“When I was reading Slawenski’s biography and I got to Whit Burnett and I got to their relationship I started thinking, ‘Oh, that’s a movie relationship.’ And then it just kept getting better and better and I thought, ‘Wow, what a wonderful way to bring this film to life, this love story between student and mentor.” And it doesn’t go well. It doesn’t go the way that these relationships normally go in a movie and that was something that I was really drawn to; to not deliver upon your typical expectations of how that kind of relationship’s gonna go. So, it was very much the inspiration for doing it as a movie came from reading about their relationship. And that’s one of the things that Ken Slawenski nailed in his book that the other books don’t focus on as much, is the Whit Burnett relationship.”
Strong’s excitement and passion for focusing on Burnett and his importance in Salinger’s life is understandable. “Whit, I think, very much deserves a credit to be a major character in the film. I mean, you look at the people that he discovered. Bukowski, Caldwell, Cheever, Tennessee Williams, Joseph Heller, Richard Wright, William Saroyan. And he really did tell Salinger, ‘Holden Caulfield should be a novel’ and he kept pushing him, even more than it is in the movie. He kept writing him letters, ‘You have to make Holden Caulfield a novel. I want this novel. When’s the novel gonna be done?’.”
There’s no question that Kevin Spacey was the perfect person to play the part of Whit Burnett. A teacher himself, as Strong relates, “That’s literally the first conversation Kevin and I had about after he read the script. He said, ‘ I’m a teacher and I teach acting and this story is extremely personal to me because of that.’ It was the first thing he said to me.”
Of course, with the mentor-student relationship being the catalyst for Strong to embark on this project, one must ask just who is Danny Strong’s Whit Burnett?
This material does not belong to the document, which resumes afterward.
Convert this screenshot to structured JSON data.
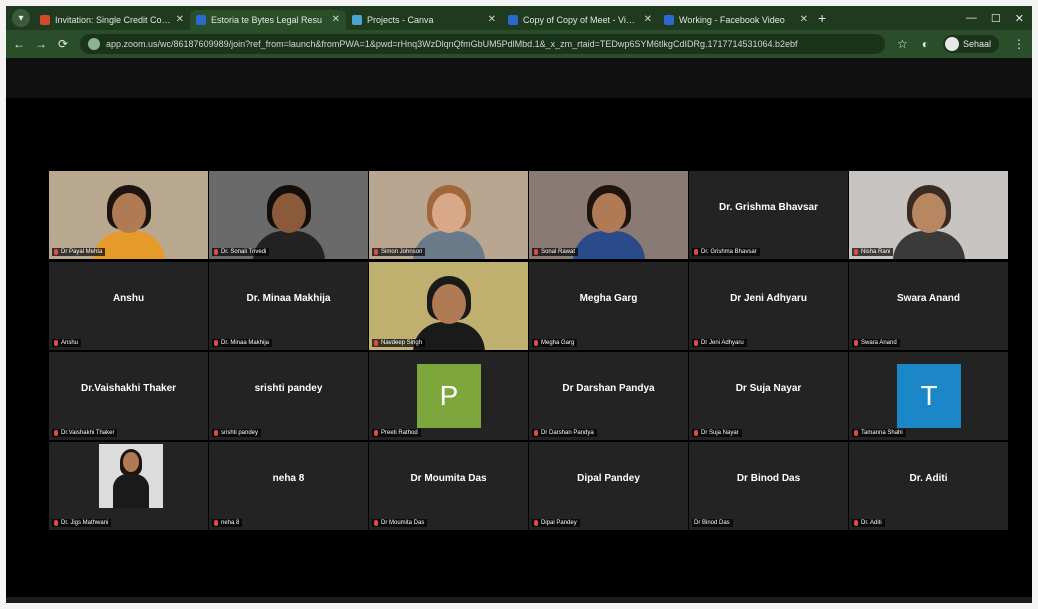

“I don’t really have a Whit Burnett. I don’t have a mentor figure. I just didn’t. . .The first producer that I worked with that I sold a project with was a guy named Len Amato. And Len then got hired by HBO Films so he went from my producer to my executive on ‘Recount’. And over the years, Len has been someone that has been a great source of advice and help to me. So, I would say Len is probably the closest thing I have to Whit Burnett but that was many, many years later of me writing.”
Having made the leap from television directing to feature directorial, there are always lessons learned and Danny Strong is no different than other directors. “I think that the stuff I learned really came in post. I mean, I learned so much just about making a movie and about schedules and what I need next time and what I didn’t have so that was an invaluable. I felt like I got a massive degree by making this movie. But I think that from being in post and seeing what I didn’t have, not just what I wasn’t able to shoot but what I didn’t have in the story, I think that my characters are gonna be richer and I’ll be able to have more depth moving forward.”
Effective and affecting, Danny Strong’s REBEL IN THE RYE gives context and understanding to J.D. Salinger’s journey not only in creating Holden Caulfield, but in shaping himself; a journey that speaks to so many of us, including Danny Strong.
By debbie elias